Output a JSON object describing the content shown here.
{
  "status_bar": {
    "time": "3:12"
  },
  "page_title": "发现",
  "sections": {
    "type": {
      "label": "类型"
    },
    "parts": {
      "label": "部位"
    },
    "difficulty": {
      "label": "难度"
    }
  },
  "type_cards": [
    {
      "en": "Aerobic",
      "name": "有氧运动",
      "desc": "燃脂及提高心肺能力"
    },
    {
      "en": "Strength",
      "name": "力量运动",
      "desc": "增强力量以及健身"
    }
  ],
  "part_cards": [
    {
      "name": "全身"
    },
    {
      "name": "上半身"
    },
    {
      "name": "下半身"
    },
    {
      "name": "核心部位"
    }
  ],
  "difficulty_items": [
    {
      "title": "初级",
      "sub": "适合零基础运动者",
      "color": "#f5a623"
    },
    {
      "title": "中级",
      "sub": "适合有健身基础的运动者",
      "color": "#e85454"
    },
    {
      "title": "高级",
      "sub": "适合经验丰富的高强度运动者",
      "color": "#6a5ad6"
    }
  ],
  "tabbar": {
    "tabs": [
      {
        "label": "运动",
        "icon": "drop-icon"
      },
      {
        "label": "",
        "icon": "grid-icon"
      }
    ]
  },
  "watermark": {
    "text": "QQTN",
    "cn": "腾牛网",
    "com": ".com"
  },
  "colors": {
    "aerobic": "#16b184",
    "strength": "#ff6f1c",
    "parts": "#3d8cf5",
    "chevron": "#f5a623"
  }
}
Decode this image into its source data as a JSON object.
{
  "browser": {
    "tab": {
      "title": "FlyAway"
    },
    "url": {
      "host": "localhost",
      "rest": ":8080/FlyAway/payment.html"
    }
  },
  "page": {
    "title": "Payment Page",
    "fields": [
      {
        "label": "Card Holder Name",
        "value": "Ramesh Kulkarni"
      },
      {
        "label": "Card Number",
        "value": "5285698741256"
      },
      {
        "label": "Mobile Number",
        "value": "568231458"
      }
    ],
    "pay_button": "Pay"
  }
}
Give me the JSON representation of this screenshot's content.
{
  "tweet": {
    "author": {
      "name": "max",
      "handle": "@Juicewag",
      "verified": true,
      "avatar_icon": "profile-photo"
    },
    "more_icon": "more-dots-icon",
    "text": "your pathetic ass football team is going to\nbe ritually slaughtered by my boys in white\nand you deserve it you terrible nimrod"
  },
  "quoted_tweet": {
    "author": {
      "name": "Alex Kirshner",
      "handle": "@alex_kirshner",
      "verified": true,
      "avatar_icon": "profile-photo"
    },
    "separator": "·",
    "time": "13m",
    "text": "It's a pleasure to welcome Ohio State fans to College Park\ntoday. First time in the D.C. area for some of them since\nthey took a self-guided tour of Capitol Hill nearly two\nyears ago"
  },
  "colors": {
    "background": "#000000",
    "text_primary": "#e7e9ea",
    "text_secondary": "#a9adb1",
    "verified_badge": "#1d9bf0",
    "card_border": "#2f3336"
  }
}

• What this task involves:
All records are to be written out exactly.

• Written response:
Output a JSON object describing the content shown here.
{
  "status_bar": {
    "time": "3:12"
  },
  "page_title": "发现",
  "sections": {
    "type": {
      "label": "类型"
    },
    "parts": {
      "label": "部位"
    },
    "difficulty": {
      "label": "难度"
    }
  },
  "type_cards": [
    {
      "en": "Aerobic",
      "name": "有氧运动",
      "desc": "燃脂及提高心肺能力"
    },
    {
      "en": "Strength",
      "name": "力量运动",
      "desc": "增强力量以及健身"
    }
  ],
  "part_cards": [
    {
      "name": "全身"
    },
    {
      "name": "上半身"
    },
    {
      "name": "下半身"
    },
    {
      "name": "核心部位"
    }
  ],
  "difficulty_items": [
    {
      "title": "初级",
      "sub": "适合零基础运动者",
      "color": "#f5a623"
    },
    {
      "title": "中级",
      "sub": "适合有健身基础的运动者",
      "color": "#e85454"
    },
    {
      "title": "高级",
      "sub": "适合经验丰富的高强度运动者",
      "color": "#6a5ad6"
    }
  ],
  "tabbar": {
    "tabs": [
      {
        "label": "运动",
        "icon": "drop-icon"
      },
      {
        "label": "",
        "icon": "grid-icon"
      }
    ]
  },
  "watermark": {
    "text": "QQTN",
    "cn": "腾牛网",
    "com": ".com"
  },
  "colors": {
    "aerobic": "#16b184",
    "strength": "#ff6f1c",
    "parts": "#3d8cf5",
    "chevron": "#f5a623"
  }
}
Decode this image into its source data as a JSON object.
{
  "browser": {
    "tab": {
      "title": "FlyAway"
    },
    "url": {
      "host": "localhost",
      "rest": ":8080/FlyAway/payment.html"
    }
  },
  "page": {
    "title": "Payment Page",
    "fields": [
      {
        "label": "Card Holder Name",
        "value": "Ramesh Kulkarni"
      },
      {
        "label": "Card Number",
        "value": "5285698741256"
      },
      {
        "label": "Mobile Number",
        "value": "568231458"
      }
    ],
    "pay_button": "Pay"
  }
}
Give me the JSON representation of this screenshot's content.
{
  "tweet": {
    "author": {
      "name": "max",
      "handle": "@Juicewag",
      "verified": true,
      "avatar_icon": "profile-photo"
    },
    "more_icon": "more-dots-icon",
    "text": "your pathetic ass football team is going to\nbe ritually slaughtered by my boys in white\nand you deserve it you terrible nimrod"
  },
  "quoted_tweet": {
    "author": {
      "name": "Alex Kirshner",
      "handle": "@alex_kirshner",
      "verified": true,
      "avatar_icon": "profile-photo"
    },
    "separator": "·",
    "time": "13m",
    "text": "It's a pleasure to welcome Ohio State fans to College Park\ntoday. First time in the D.C. area for some of them since\nthey took a self-guided tour of Capitol Hill nearly two\nyears ago"
  },
  "colors": {
    "background": "#000000",
    "text_primary": "#e7e9ea",
    "text_secondary": "#a9adb1",
    "verified_badge": "#1d9bf0",
    "card_border": "#2f3336"
  }
}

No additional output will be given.